Here’s the point: few Christian organizations have the capacity (or sometimes the desire) to fund these needed services, and often these organizations are reluctant to form partnerships that make these services economical. Rather than criticize big government, it would be more productive for churches to partner with government to provide a continuum of services.
Many churches have the attitude, “If we’re not in charge, we won’t participate.” Fortunately, some churches have discovered you need not agree on every aspect of theology to promote literacy, pick up garbage, or do home repairs.
A popular faith-based program in Norfolk, Virginia, used volunteers every summer to do minor renovations to low-income homes. One church partners with local businesses to provide job fairs and training. Three churches help maintain a community garden. Regent University, a Christian institution in Virginia Beach, is partnering with a local elementary school to operate a literacy program. A local branch of the Southern Baptist Convention makes available three entertainment trailers for block parties. Some churches have purchased novelty ice cream trucks for neighborhood events. A Pittsburgh church helped revitalize a business corridor by investing in a popular restaurant. And more and more churches are incorporating community centers with gyms and fitness centers into their buildings rather than building grand edifices that are used only a few hours per week. This is good stewardship and saves taxpayers money.
Earning Trust and Being Competent

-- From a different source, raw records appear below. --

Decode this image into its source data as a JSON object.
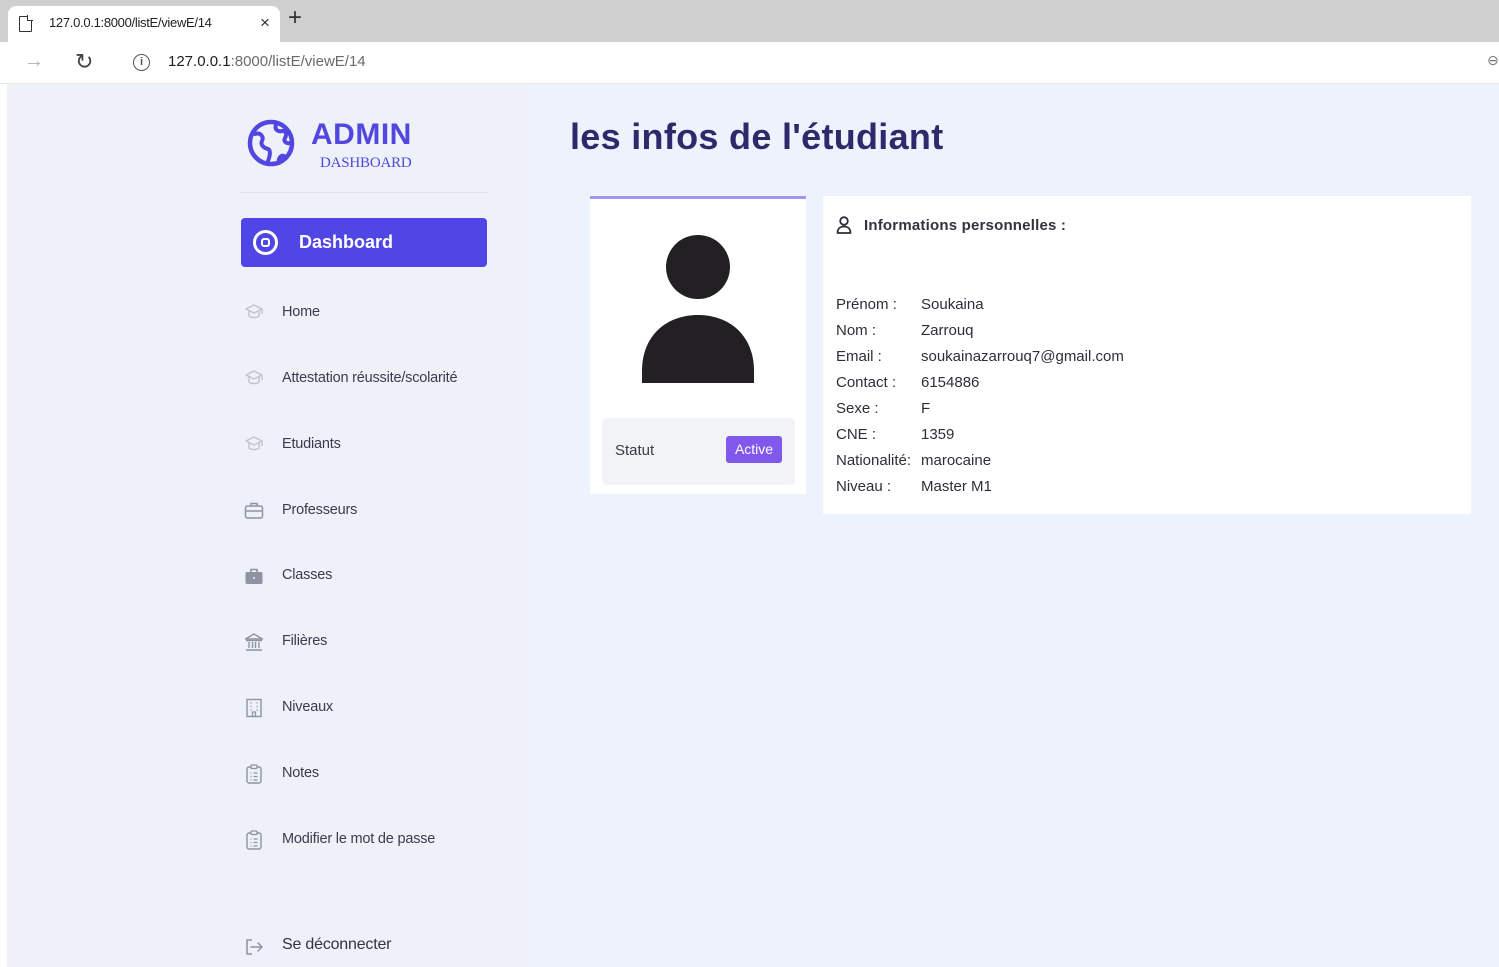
{
  "browser": {
    "tab_title": "127.0.0.1:8000/listE/viewE/14",
    "tab_close": "×",
    "new_tab": "+",
    "url_host": "127.0.0.1",
    "url_path": ":8000/listE/viewE/14"
  },
  "sidebar": {
    "brand_title": "ADMIN",
    "brand_subtitle": "DASHBOARD",
    "active_item": {
      "label": "Dashboard",
      "icon": "dashboard-icon"
    },
    "items": [
      {
        "label": "Home",
        "icon": "graduation-cap-icon"
      },
      {
        "label": "Attestation réussite/scolarité",
        "icon": "graduation-cap-icon"
      },
      {
        "label": "Etudiants",
        "icon": "graduation-cap-icon"
      },
      {
        "label": "Professeurs",
        "icon": "briefcase-icon"
      },
      {
        "label": "Classes",
        "icon": "briefcase-solid-icon"
      },
      {
        "label": "Filières",
        "icon": "bank-icon"
      },
      {
        "label": "Niveaux",
        "icon": "building-icon"
      },
      {
        "label": "Notes",
        "icon": "clipboard-icon"
      },
      {
        "label": "Modifier le mot de passe",
        "icon": "clipboard-icon"
      }
    ],
    "logout": {
      "label": "Se déconnecter",
      "icon": "logout-icon"
    }
  },
  "main": {
    "title": "les infos de l'étudiant",
    "profile": {
      "status_label": "Statut",
      "status_value": "Active"
    },
    "info": {
      "heading": "Informations personnelles :",
      "rows": [
        {
          "label": "Prénom :",
          "value": "Soukaina"
        },
        {
          "label": "Nom :",
          "value": "Zarrouq"
        },
        {
          "label": "Email :",
          "value": "soukainazarrouq7@gmail.com"
        },
        {
          "label": "Contact :",
          "value": "6154886"
        },
        {
          "label": "Sexe :",
          "value": "F"
        },
        {
          "label": "CNE :",
          "value": "1359"
        },
        {
          "label": "Nationalité:",
          "value": "marocaine"
        },
        {
          "label": "Niveau :",
          "value": "Master M1"
        }
      ]
    }
  },
  "colors": {
    "accent": "#4f46e5",
    "badge": "#8058ec",
    "card_top_border": "#a594f3",
    "title": "#2c2a6b",
    "page_bg": "#edf2fd",
    "sidebar_bg": "#eef1f7"
  }
}
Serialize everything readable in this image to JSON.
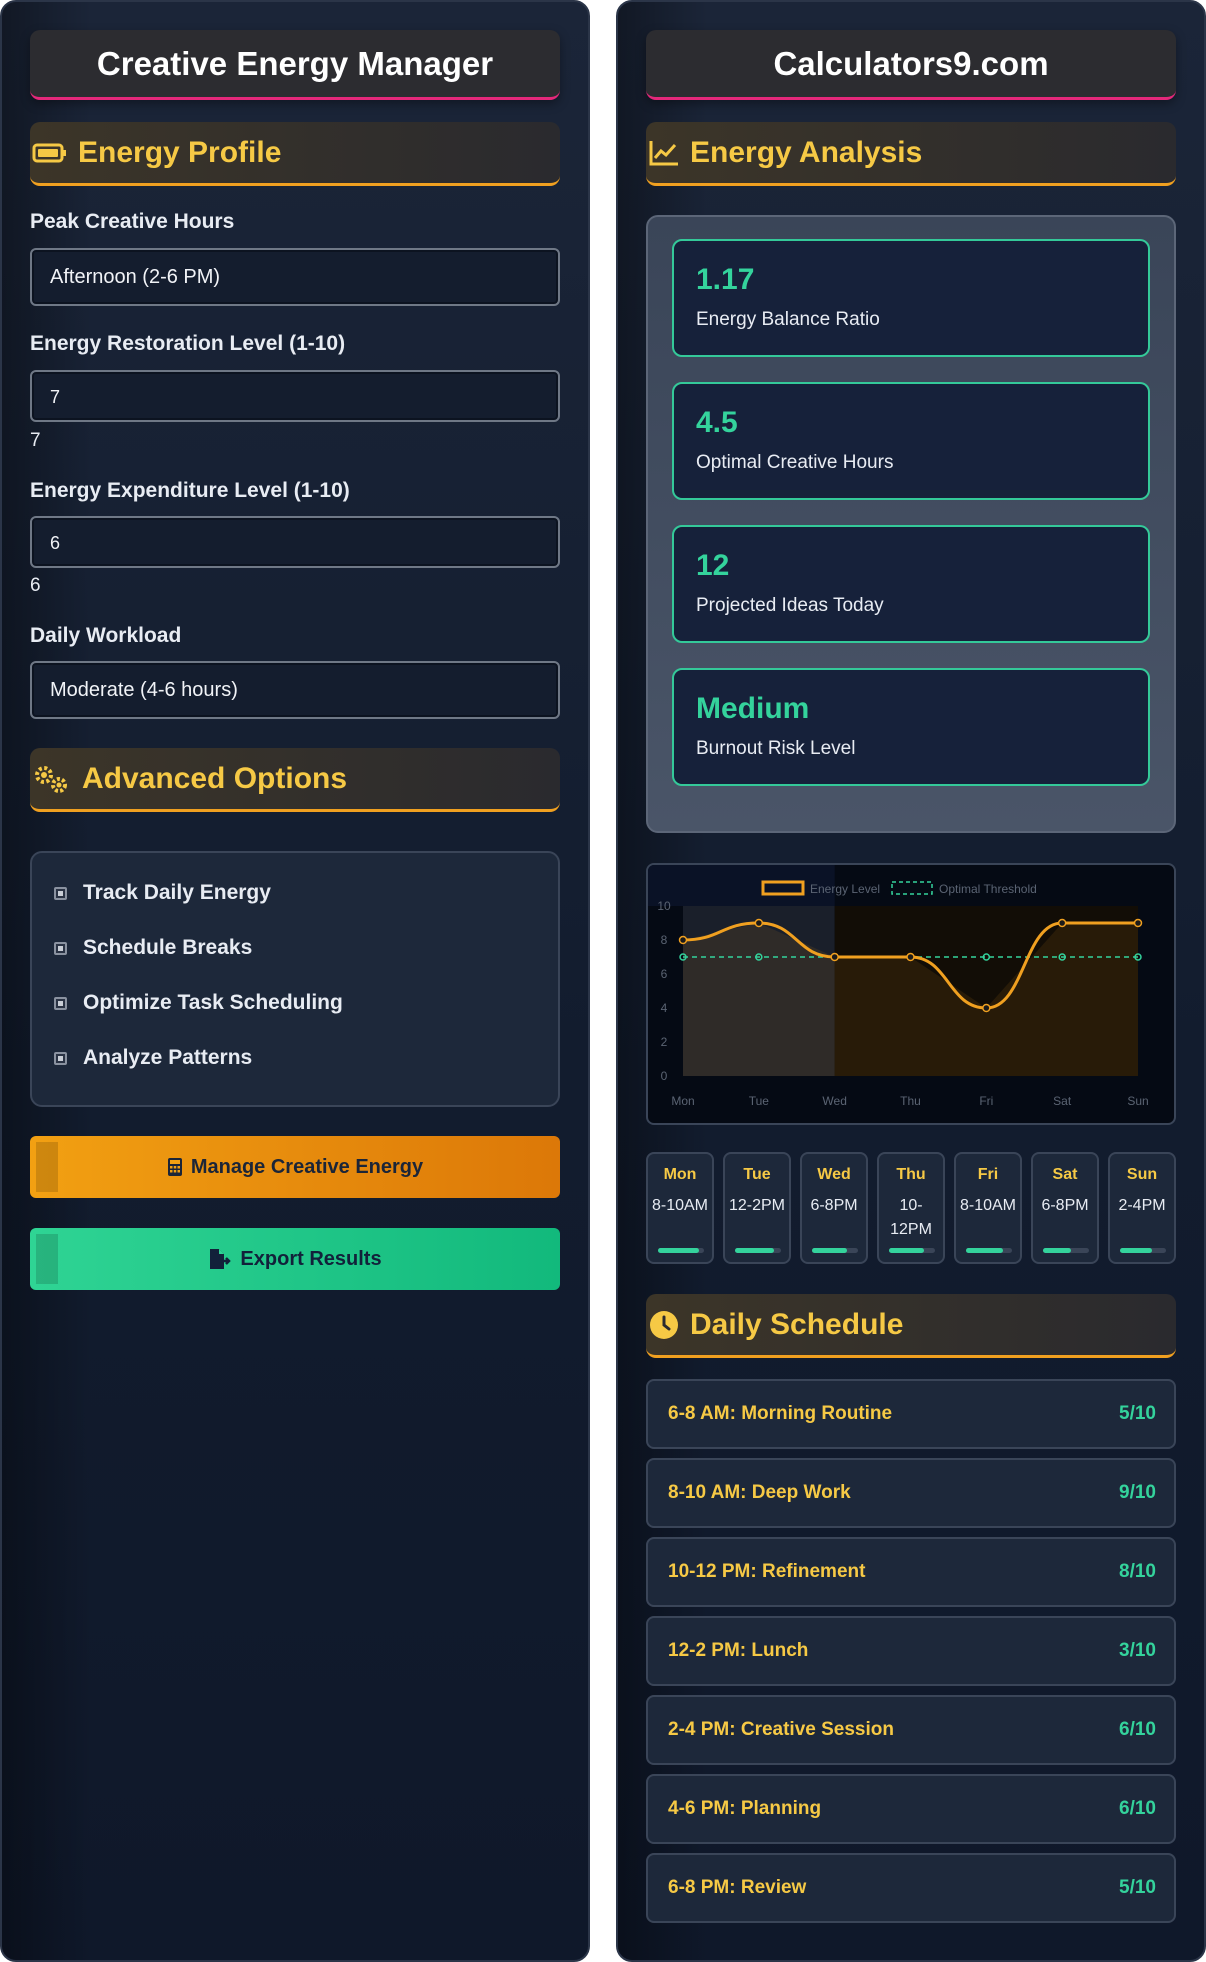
{
  "left": {
    "title": "Creative Energy Manager",
    "profile": {
      "heading": "Energy Profile",
      "icon": "battery-icon",
      "peak_label": "Peak Creative Hours",
      "peak_value": "Afternoon (2-6 PM)",
      "restoration_label": "Energy Restoration Level (1-10)",
      "restoration_value": "7",
      "restoration_display": "7",
      "expenditure_label": "Energy Expenditure Level (1-10)",
      "expenditure_value": "6",
      "expenditure_display": "6",
      "workload_label": "Daily Workload",
      "workload_value": "Moderate (4-6 hours)"
    },
    "advanced": {
      "heading": "Advanced Options",
      "icon": "gears-icon",
      "options": [
        "Track Daily Energy",
        "Schedule Breaks",
        "Optimize Task Scheduling",
        "Analyze Patterns"
      ]
    },
    "buttons": {
      "manage_label": "Manage Creative Energy",
      "manage_icon": "calculator-icon",
      "export_label": "Export Results",
      "export_icon": "file-export-icon"
    }
  },
  "right": {
    "title": "Calculators9.com",
    "analysis": {
      "heading": "Energy Analysis",
      "icon": "chart-line-icon",
      "stats": [
        {
          "value": "1.17",
          "label": "Energy Balance Ratio"
        },
        {
          "value": "4.5",
          "label": "Optimal Creative Hours"
        },
        {
          "value": "12",
          "label": "Projected Ideas Today"
        },
        {
          "value": "Medium",
          "label": "Burnout Risk Level"
        }
      ]
    },
    "days": [
      {
        "name": "Mon",
        "time": "8-10AM",
        "level": 0.9
      },
      {
        "name": "Tue",
        "time": "12-2PM",
        "level": 0.85
      },
      {
        "name": "Wed",
        "time": "6-8PM",
        "level": 0.75
      },
      {
        "name": "Thu",
        "time": "10-12PM",
        "level": 0.75
      },
      {
        "name": "Fri",
        "time": "8-10AM",
        "level": 0.8
      },
      {
        "name": "Sat",
        "time": "6-8PM",
        "level": 0.6
      },
      {
        "name": "Sun",
        "time": "2-4PM",
        "level": 0.7
      }
    ],
    "schedule": {
      "heading": "Daily Schedule",
      "icon": "clock-icon",
      "items": [
        {
          "label": "6-8 AM: Morning Routine",
          "score": "5/10"
        },
        {
          "label": "8-10 AM: Deep Work",
          "score": "9/10"
        },
        {
          "label": "10-12 PM: Refinement",
          "score": "8/10"
        },
        {
          "label": "12-2 PM: Lunch",
          "score": "3/10"
        },
        {
          "label": "2-4 PM: Creative Session",
          "score": "6/10"
        },
        {
          "label": "4-6 PM: Planning",
          "score": "6/10"
        },
        {
          "label": "6-8 PM: Review",
          "score": "5/10"
        }
      ]
    }
  },
  "colors": {
    "accent_yellow": "#f6c945",
    "accent_green": "#34d39c",
    "accent_orange": "#f0a020",
    "accent_pink": "#e4287a",
    "panel_bg": "#1b2538"
  },
  "chart_data": {
    "type": "line",
    "categories": [
      "Mon",
      "Tue",
      "Wed",
      "Thu",
      "Fri",
      "Sat",
      "Sun"
    ],
    "series": [
      {
        "name": "Energy Level",
        "values": [
          8,
          9,
          7,
          7,
          4,
          9,
          9
        ],
        "color": "#f0a020"
      },
      {
        "name": "Optimal Threshold",
        "values": [
          7,
          7,
          7,
          7,
          7,
          7,
          7
        ],
        "color": "#34d39c",
        "dashed": true
      }
    ],
    "ylim": [
      0,
      10
    ],
    "yticks": [
      0,
      2,
      4,
      6,
      8,
      10
    ],
    "legend": "top-center",
    "grid": false
  }
}
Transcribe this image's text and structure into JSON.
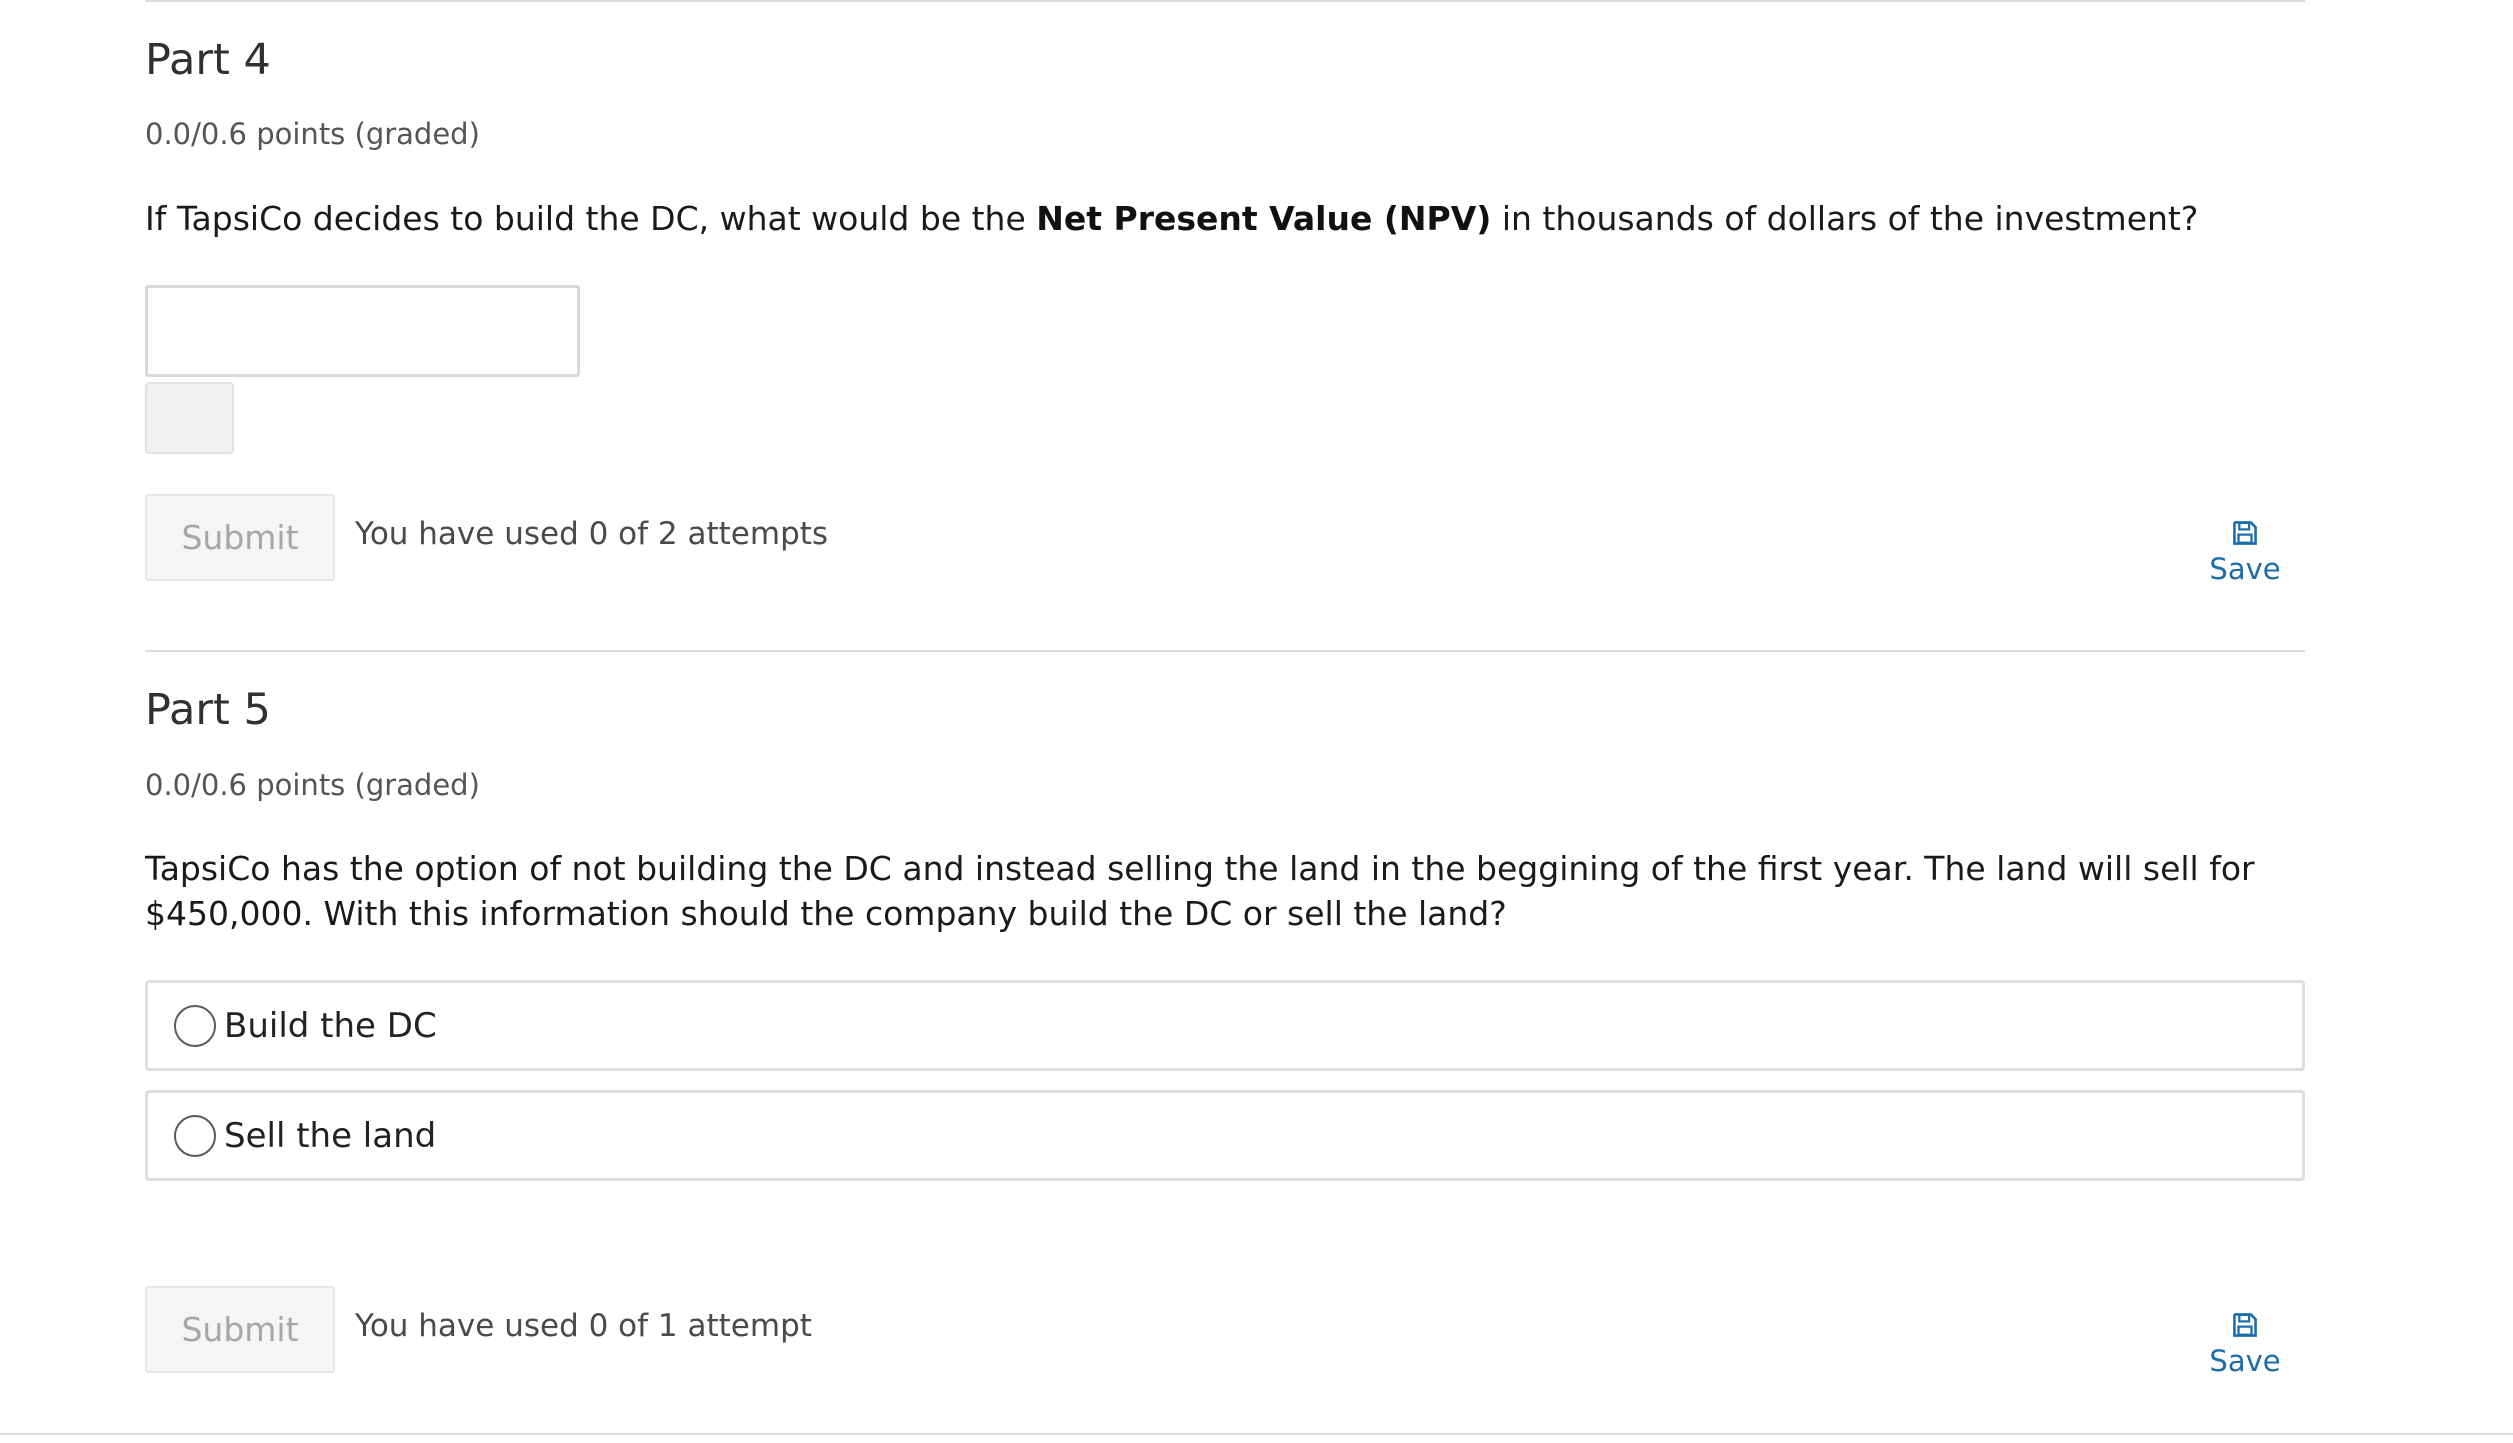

Prior to engaging in community development, however, perhaps the most important conversation church leaders should be having is how to be excellent at the eternal. A consultant told us the change in neighborhood dynamics requires trust and competence. Our job, the consultant said, “is to find the gap between a neighborhood’s stated values and their actual behavior and then find a gentle way to rub their nose in it.” Couldn’t the same statements be said of the preaching and teaching ministries of the church?
If churches are not building trust in neighborhoods, and they’re not communicating their message with competence to changing demographics, what good will more community development do? Churches are far better equipped at changing hearts and minds. If the church is not adept at transforming lives, then doing cleanups or entering housing projects is of secondary importance.
A strategy employed in neighborhood development is having neighbors form “values groups” that meet in living rooms, backyards, and coffee shops, These groups discuss the values neighbors want for their neighborhood—such things as property appearance, supervision of children, being neighborly, and respecting others. We do this because government has wasted a great deal of money on projects that don’t change the underlying values and behavior of a neighborhood, and values are better changed through peer, neighbor-to-neighbor relationships than by government edicts. That government workers, and not churches, are doing this is indicative of the cultural changes in the last 50 years.
A positive side effect of the recession and the growing national debt is a reduction in public expectations. It is dawning on many that the government cannot solve everyone’s problems. It is also clear to city managers that more federal cutbacks are on the way. How this void will be filled is the big question. Some productive conversations today may lead to wise community development investments tomorrow. If you’re successful, government will no longer have to offer programs on being good neighbors.
Jim Herbst is a neighborhood development specialist with the city of Norfolk, Virginia.